He added that is the size and location of the public announcement board is carefully planned, “there’s no reason to believe (the sign) will be any more intrusive or unsafe than conventional signage.”
Sandra Ramaker, president elect of the Mesquite Chamber of Commerce, told the council, “The chamber is all for this.”
Rapson asked Willis if adopting the ordinance would mean commercial signs also could be erected.
Willis said the ordinance was drafted with the intention of only public service announcements being displayed. Following Gustaveson’s motion, the council unanimously passed the bill into law.
Wier pulled two items from the agenda at the beginning of the 5 p.m. meeting, held in Mesquite City Hall, 10 E. Mesquite Blvd.
The chamber had requested a $1,600 sponsorship from the city for the Oct. 12-13 Gold Butte Festival, half marathon and 5k race. But the money had been provided by the city police department.
City Manager Andy Barton also had suggested the Sept. 25, 2012, regularly scheduled council meeting be held at the Grille Room, 100 Palmer Lane. After the meeting Barton explained the timing wouldn’t work to hold the meeting in a smaller facility, as some important items will be on that agenda. He also noted that he heard concerns about a meeting held elsewhere than the council chambers could not be televised. He told the MLN he may consider other ways for an outreach to the public.
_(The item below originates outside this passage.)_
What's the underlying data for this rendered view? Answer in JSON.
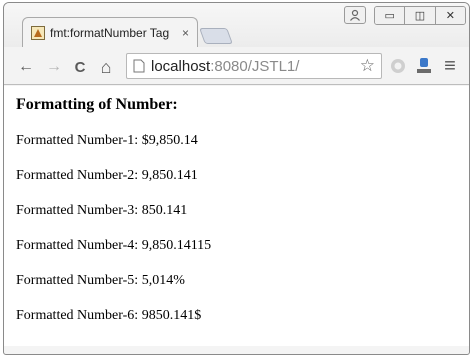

In other action, however, the council unanimously agreed to:
n Approve the 2012 Flood Control Master Plan Update and recommend the Regional Flood Control District Board adopt it. It includes $39 million in improvements over a 10-year period. Rapson commented, “Hopefully we won’t get a third 500-years flood during the next 10 years;
n Pass Resolution No. 742, approving an additional contract with the Regional Transportation Commission for the Lower Flat Top Drive Project. The previous contract was for just over $1 million. The second would be for $361,264. Development Service Director Kurt Sawyer noted the RTC would reimburse the city 100 percent of any construction costs, for items left undone after the first contract, such as widening some streets. But not that much remains to be done, so much of the funding will go to other projects;
n Approve an Interlocal Agreement, 10-year lease with the BLM to located its single-engine, fire-fighting tanker plane at the Mesquite Airport for an annual fee of $12,157.50. Gustaveson asked if during that time more aircraft might be added. A second is possible, but flights are limited to the daytime hours. Nonetheless, Gustaveson suggested allowing public comment from neighbors before additional aircraft are housed there’
n Accept $117,000 from the RTC for maintenance and reconstruction of city streets, increasing the RTC contribution to $658,971. That will be used toward the city’s $1.4 million 2012 Phase 1 Arterial & Collector Street Reconstruction Project’
n Amend its contract with Forsgren Associates, Inc., for the design and bidding services for the Pioneer Shared Use Path. Total cost is to be $58,795. The Nevada Department of Transportation is to provide 90 percent of the funding;
n Approve transferring the gaming license for Maverik, 14 N. Sandhill Blvd., to United Coin Services; and to
n Agree for Virgin Valley Family Services (VVFS) to renovate and occupy addition space in the Old Gym on First North Street. That’s the location for the Mesquite Boxing Club, which VVFS sponsors. VVFS will move out of its old offices and consolidate it services in the historic gym building.